Later I spoke with Mrs. Gładka about what I should now do with Hania; I described the relationships in Hania's family to Mrs. Gładka. I could take Hania into my home, but in my home she would not have the necessary care. I could also send her to one of my married sisters, because currently it would not - in my opinion - make any sense to take her to Warsaw. Since she is so attached to the Pająk family, I asked Mrs. Gładka to tell me honestly whether having Hania would cause Mrs. Gładka or her family any difficulties. Mrs. Gładka responded that there was no need to talk about this. It is true that they have less than they had before because of obvious events, but no one is hungry and everyone is well. Hania does not create any difficulties for them and they share everything with her. Who knows where she could regain her strength and health as well as with them, and who knows where she would have access to such healthy food as there with them. I especially would not recommend taking her to the city. Mrs. Gładka herself asks that Hania stay with her until Hania's father returns, and then she will not be able to create any obstacles.

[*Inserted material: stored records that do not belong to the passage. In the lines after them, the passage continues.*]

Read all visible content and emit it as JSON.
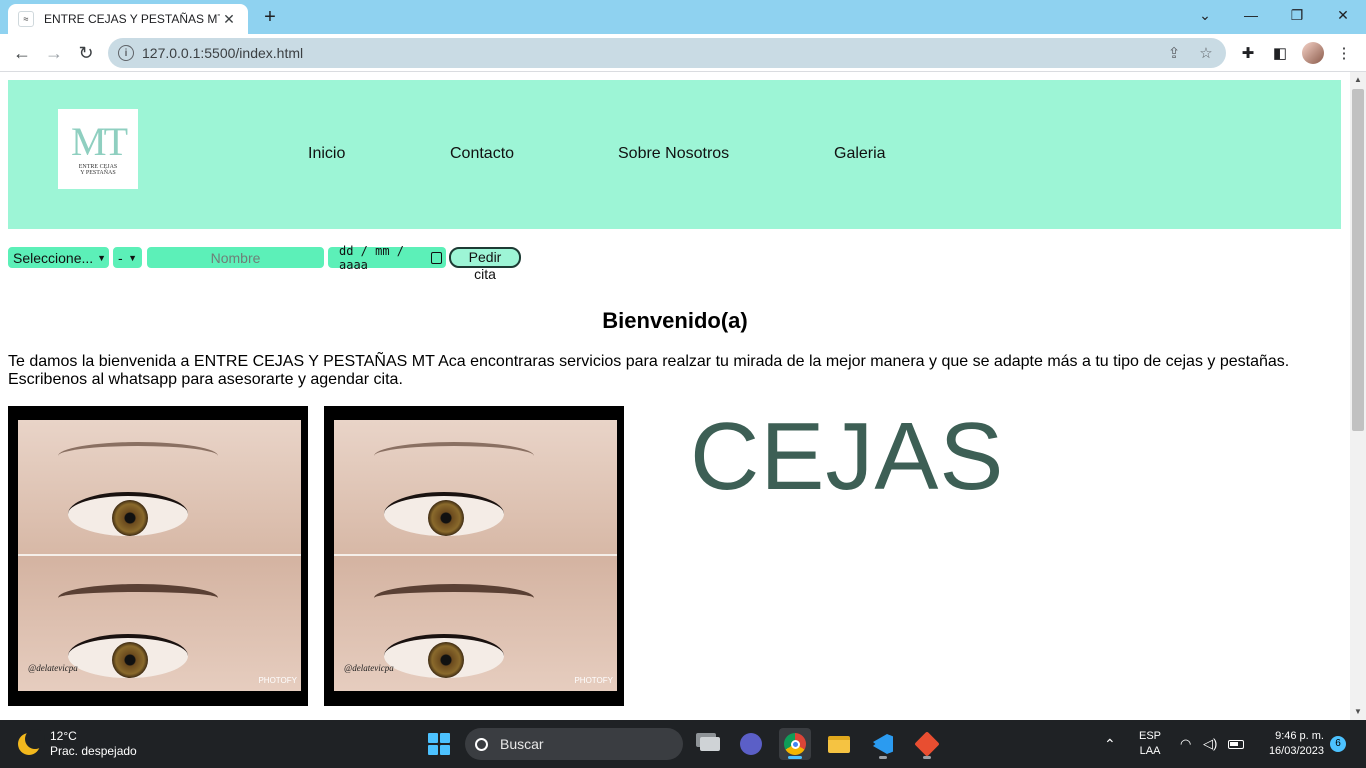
{
  "browser": {
    "tab_title": "ENTRE CEJAS Y PESTAÑAS MT",
    "tab_close": "✕",
    "new_tab": "+",
    "url": "127.0.0.1:5500/index.html"
  },
  "site": {
    "logo": {
      "monogram": "MT",
      "subtitle": "ENTRE CEJAS Y PESTAÑAS"
    },
    "menu": [
      {
        "label": "Inicio"
      },
      {
        "label": "Contacto"
      },
      {
        "label": "Sobre Nosotros"
      },
      {
        "label": "Galeria"
      }
    ],
    "booking": {
      "service_select": "Seleccione...",
      "time_select": "-",
      "name_placeholder": "Nombre",
      "date_placeholder": "dd / mm / aaaa",
      "submit_label": "Pedir cita"
    },
    "welcome_title": "Bienvenido(a)",
    "welcome_text": "Te damos la bienvenida a ENTRE CEJAS Y PESTAÑAS MT Aca encontraras servicios para realzar tu mirada de la mejor manera y que se adapte más a tu tipo de cejas y pestañas. Escribenos al whatsapp para asesorarte y agendar cita.",
    "gallery": [
      {
        "watermark": "@delatevicpa",
        "brand": "PHOTOFY"
      },
      {
        "watermark": "@delatevicpa",
        "brand": "PHOTOFY"
      }
    ],
    "section_title": "CEJAS"
  },
  "taskbar": {
    "weather_temp": "12°C",
    "weather_desc": "Prac. despejado",
    "search_label": "Buscar",
    "lang_top": "ESP",
    "lang_bottom": "LAA",
    "time": "9:46 p. m.",
    "date": "16/03/2023",
    "notifications": "6"
  },
  "colors": {
    "header_bg": "#9df5d6",
    "field_bg": "#5cf0b8",
    "section_title": "#3d5f55",
    "tabbar": "#8fd2f0"
  }
}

I responded: in that case, from what I see of Hania's attachment to "Auntie" and to the surroundings, I am also of the opinion that it would be best if Hania would stay here until Mr. Wróblewski returns. I myself will not take her to Bielsko. Earlier I was planning to do so because I feared that the Pająk family was having difficulties in caring for Hania, but now, seeing that Hania does not want to leave at all, and given Mrs. Gładka's reassurances that they do not want to get rid of Hania, for now she will have to stay. I will write about this to Warsaw; maybe my son-in-law and his mother will decide on something else. That is where we left it.

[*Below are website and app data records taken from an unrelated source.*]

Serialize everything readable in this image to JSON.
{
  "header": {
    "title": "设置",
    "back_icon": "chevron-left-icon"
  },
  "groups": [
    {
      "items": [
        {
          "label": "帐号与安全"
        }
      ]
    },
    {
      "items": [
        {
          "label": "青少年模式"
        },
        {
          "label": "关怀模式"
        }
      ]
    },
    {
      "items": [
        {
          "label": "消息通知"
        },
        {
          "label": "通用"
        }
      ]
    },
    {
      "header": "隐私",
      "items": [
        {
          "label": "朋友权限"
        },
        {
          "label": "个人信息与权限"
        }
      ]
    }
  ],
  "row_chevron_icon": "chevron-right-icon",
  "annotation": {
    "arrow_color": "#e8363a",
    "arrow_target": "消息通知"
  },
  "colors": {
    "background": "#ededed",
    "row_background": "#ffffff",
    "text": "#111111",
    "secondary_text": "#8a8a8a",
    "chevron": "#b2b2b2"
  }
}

I tried to talk a lot with Hania, but she was timid; she still thought that I might take her away. When I was leaving, I asked her to walk me through the village, but she did not want to, clearly because of the same concern. She only went when "Auntie" also came with us. Mrs. Gładka told me that when they are alone, Hania sometimes tells her a lot about what it was like in Auschwitz, while rarely speaking of her family.

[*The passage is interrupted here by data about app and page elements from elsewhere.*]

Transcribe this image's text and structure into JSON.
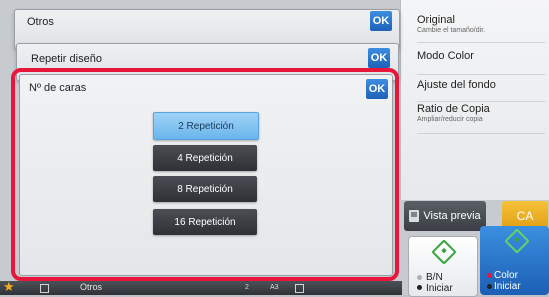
{
  "right_panel": {
    "items": [
      {
        "title": "Original",
        "subtitle": "Cambie el tamaño/dir."
      },
      {
        "title": "Modo Color",
        "subtitle": ""
      },
      {
        "title": "Ajuste del fondo",
        "subtitle": ""
      },
      {
        "title": "Ratio de Copia",
        "subtitle": "Ampliar/reducir copia"
      }
    ]
  },
  "preview_label": "Vista previa",
  "ca_label": "CA",
  "start_bw": {
    "line1": "B/N",
    "line2": "Iniciar"
  },
  "start_color": {
    "line1": "Color",
    "line2": "Iniciar"
  },
  "dialogs": {
    "otros": {
      "title": "Otros",
      "ok": "OK"
    },
    "repetir": {
      "title": "Repetir diseño",
      "ok": "OK"
    },
    "caras": {
      "title": "Nº de caras",
      "ok": "OK"
    }
  },
  "options": [
    {
      "label": "2 Repetición",
      "selected": true
    },
    {
      "label": "4 Repetición",
      "selected": false
    },
    {
      "label": "8 Repetición",
      "selected": false
    },
    {
      "label": "16 Repetición",
      "selected": false
    }
  ],
  "bottom_bar": {
    "label": "Otros",
    "page": "2",
    "paper": "A3"
  },
  "colors": {
    "highlight": "#e8163a",
    "ok": "#1d62b8",
    "selected": "#6ab6ec",
    "ca": "#e19d12"
  }
}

Now, the whole affair has become louder in the village because that same week Hania received visitors - once it was the parish priest of Great Vistula (Wielka Wisła), another time it was the priest from Brześć, and a few other people came from the towns to which the priest was sent. Father Dobrowolski clearly also received the letter from Andrzej's mom because he informed Mrs. Gładka of Hania's grandmother's address even before I did. I said goodbye to Mrs. Gładka and Hania with happy memories, calm and sure that Hania had landed in the hands of good Polish people and that she was in the best place she could be in. Hania ran to give her regards to her grandma and to Bohdan, saying that she does not want to go to them, that they should come here. She could not remember anything about Uncle Andrzej or Aunt Ola. I promised that I would visit her sometimes, once train travel improved, but I said that I do not know if anyone else will be able to come visit.
That is all about Hania. Decide for yourselves, and notify Mrs. Gładka and me too.
Mrs. Gładka's address is: Małgorzata Gładka, c/o Mr. Józef Pająk in Poręba, Number 26. outside Pszczyna.